Hospitals across the country are in short supply of essential medical equipment critical in the fight against COVID-19. Top on that list is ventilators.
A typical ventilator costs anywhere from $5,000 to $50,000.
Now a team of engineers in Southern Maryland have figured out a way to convert an item often found in the back of a mother’s closet into a ventilator: a good old reliable breast pump.
The four engineers - husband and wife Brandi and Grant Gerstner, Alex Scott and Rachel LaBatt - work at the Patuxent River Naval Air Station, but they're working independently on this project to convert the technology of a breast pump, which sucks air, to that of a ventilator, which blows air.
"Engineers, they think very similar to artists," says Tommy Luginbill, who works at TechPort at the University of Maryland. Luginbill and the engineers quickly saw the promise in their idea - one of several to help the pandemic. And they created the non-profit, Southern Maryland Loves You.
"They see the world in a different way. When they look at things, they think about how items work as a system."
And that’s exactly what happened when Brandi Gerstner was watching the news one night. Like many, she was taking in the news about the shortage of ventilators. Luginbill says "it dawned on her: what if we could take a breast pump and just reverse the air flow?"
After a bit of tinkering, the engineers thought their idea had a chance of actually helping the thousands of hospitals that are desperate for ventilators.
Luginbill got in touch with the medical center in Charles County - which provided them with a ventilationn test kit. And soon, the Food and Drug Administration reached out. Luginbill says they’re in the process of receiving a fast-track approval.
And collecting breast pumps.
When Baltimore mom, Elizabeth Miner, saw the social media post about the project, she sprang into action.
"Like so many women, I have two breast pumps hanging around my house that I no longer need," Miner says.
Her two children are three and almost two. She no longer nurses, but hung on to her breast pumps anyway. "It always feels wrong to throw them in the trash, but donating them is difficult and recycling them is difficult."
Miner started posting on parenting boards and other list-servs around the city and pretty soon, her trunk was full of breast pumps. Ready to be converted.

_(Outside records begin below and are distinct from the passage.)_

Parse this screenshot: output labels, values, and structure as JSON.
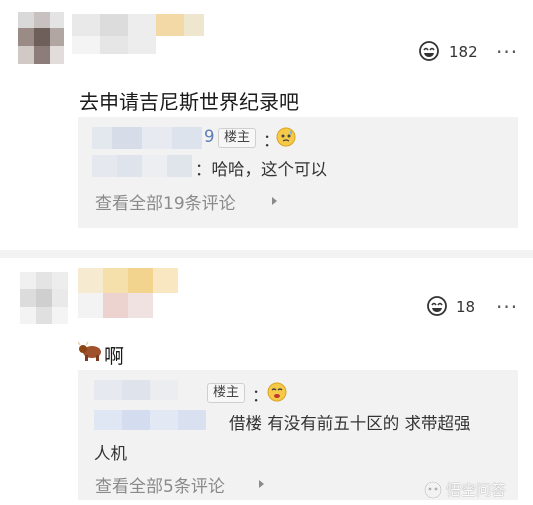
{
  "comment1": {
    "like_count": "182",
    "text": "去申请吉尼斯世界纪录吧",
    "reply": {
      "author_suffix": "9",
      "badge": "楼主",
      "colon": "：",
      "text": "：哈哈，这个可以"
    },
    "view_all": "查看全部19条评论"
  },
  "comment2": {
    "like_count": "18",
    "text": "啊",
    "reply": {
      "badge": "楼主",
      "colon": "：",
      "text_line1": "借楼 有没有前五十区的 求带超强",
      "text_line2": "人机"
    },
    "view_all": "查看全部5条评论"
  },
  "more_label": "···",
  "watermark": "悟空问答",
  "colors": {
    "reply_background": "#f2f2f2",
    "muted_text": "#8a8a8a"
  },
  "icons": [
    "like-icon",
    "more-icon",
    "chevron-right-icon",
    "cow-emoji-icon",
    "sweat-emoji-icon",
    "drool-emoji-icon",
    "wukong-logo-icon"
  ]
}
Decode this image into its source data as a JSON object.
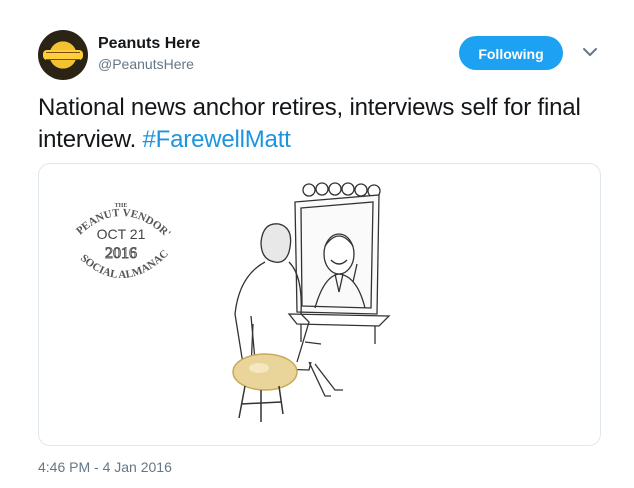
{
  "user": {
    "name": "Peanuts Here",
    "handle": "@PeanutsHere",
    "avatar_icon": "peanut-logo"
  },
  "follow_button": {
    "label": "Following",
    "color": "#1da1f2"
  },
  "more_icon": "chevron-down-icon",
  "tweet": {
    "text": "National news anchor retires, interviews self for final interview. ",
    "hashtag": "#FarewellMatt",
    "hashtag_color": "#1b95e0"
  },
  "media": {
    "stamp": {
      "the": "THE",
      "line1": "PEANUT VENDOR'S",
      "date": "OCT 21",
      "year": "2016",
      "line2": "SOCIAL ALMANAC"
    }
  },
  "timestamp": "4:46 PM - 4 Jan 2016"
}
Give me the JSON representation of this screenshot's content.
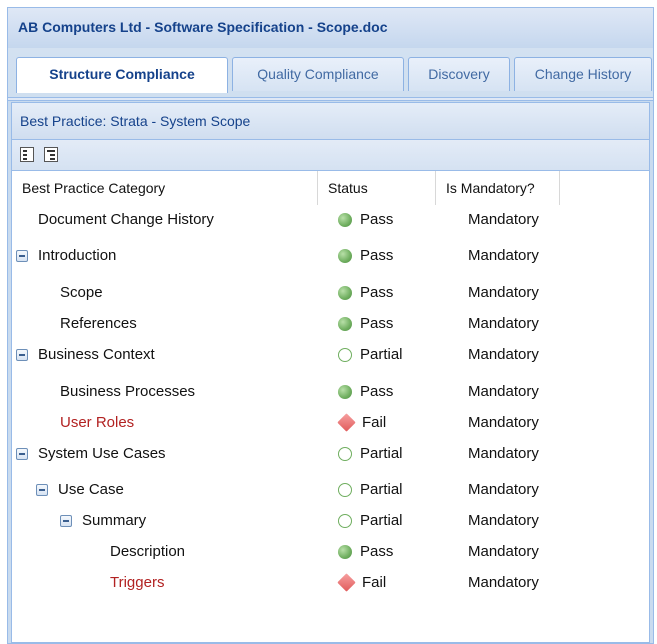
{
  "window": {
    "title": "AB Computers Ltd - Software Specification - Scope.doc"
  },
  "tabs": [
    {
      "label": "Structure Compliance",
      "active": true
    },
    {
      "label": "Quality Compliance",
      "active": false
    },
    {
      "label": "Discovery",
      "active": false
    },
    {
      "label": "Change History",
      "active": false
    }
  ],
  "panel": {
    "title": "Best Practice: Strata - System Scope"
  },
  "toolbar": {
    "buttons": [
      "collapse-all-icon",
      "expand-all-icon"
    ]
  },
  "grid": {
    "columns": [
      "Best Practice Category",
      "Status",
      "Is Mandatory?"
    ],
    "rows": [
      {
        "label": "Document Change History",
        "level": 0,
        "expandable": false,
        "status": "Pass",
        "mandatory": "Mandatory"
      },
      {
        "label": "Introduction",
        "level": 0,
        "expandable": true,
        "status": "Pass",
        "mandatory": "Mandatory"
      },
      {
        "label": "Scope",
        "level": 1,
        "expandable": false,
        "status": "Pass",
        "mandatory": "Mandatory"
      },
      {
        "label": "References",
        "level": 1,
        "expandable": false,
        "status": "Pass",
        "mandatory": "Mandatory"
      },
      {
        "label": "Business Context",
        "level": 0,
        "expandable": true,
        "status": "Partial",
        "mandatory": "Mandatory"
      },
      {
        "label": "Business Processes",
        "level": 1,
        "expandable": false,
        "status": "Pass",
        "mandatory": "Mandatory"
      },
      {
        "label": "User Roles",
        "level": 1,
        "expandable": false,
        "status": "Fail",
        "mandatory": "Mandatory"
      },
      {
        "label": "System Use Cases",
        "level": 0,
        "expandable": true,
        "status": "Partial",
        "mandatory": "Mandatory"
      },
      {
        "label": "Use Case",
        "level": 1,
        "expandable": true,
        "status": "Partial",
        "mandatory": "Mandatory"
      },
      {
        "label": "Summary",
        "level": 2,
        "expandable": true,
        "status": "Partial",
        "mandatory": "Mandatory"
      },
      {
        "label": "Description",
        "level": 3,
        "expandable": false,
        "status": "Pass",
        "mandatory": "Mandatory"
      },
      {
        "label": "Triggers",
        "level": 3,
        "expandable": false,
        "status": "Fail",
        "mandatory": "Mandatory"
      }
    ]
  },
  "colors": {
    "title_text": "#15428b",
    "pass": "#6fae5f",
    "partial": "#6fae5f",
    "fail": "#e05b5b",
    "fail_text": "#b22222"
  }
}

Lugenbill says the project has been moving at lightning speed – and hopes to get final approval in the coming days.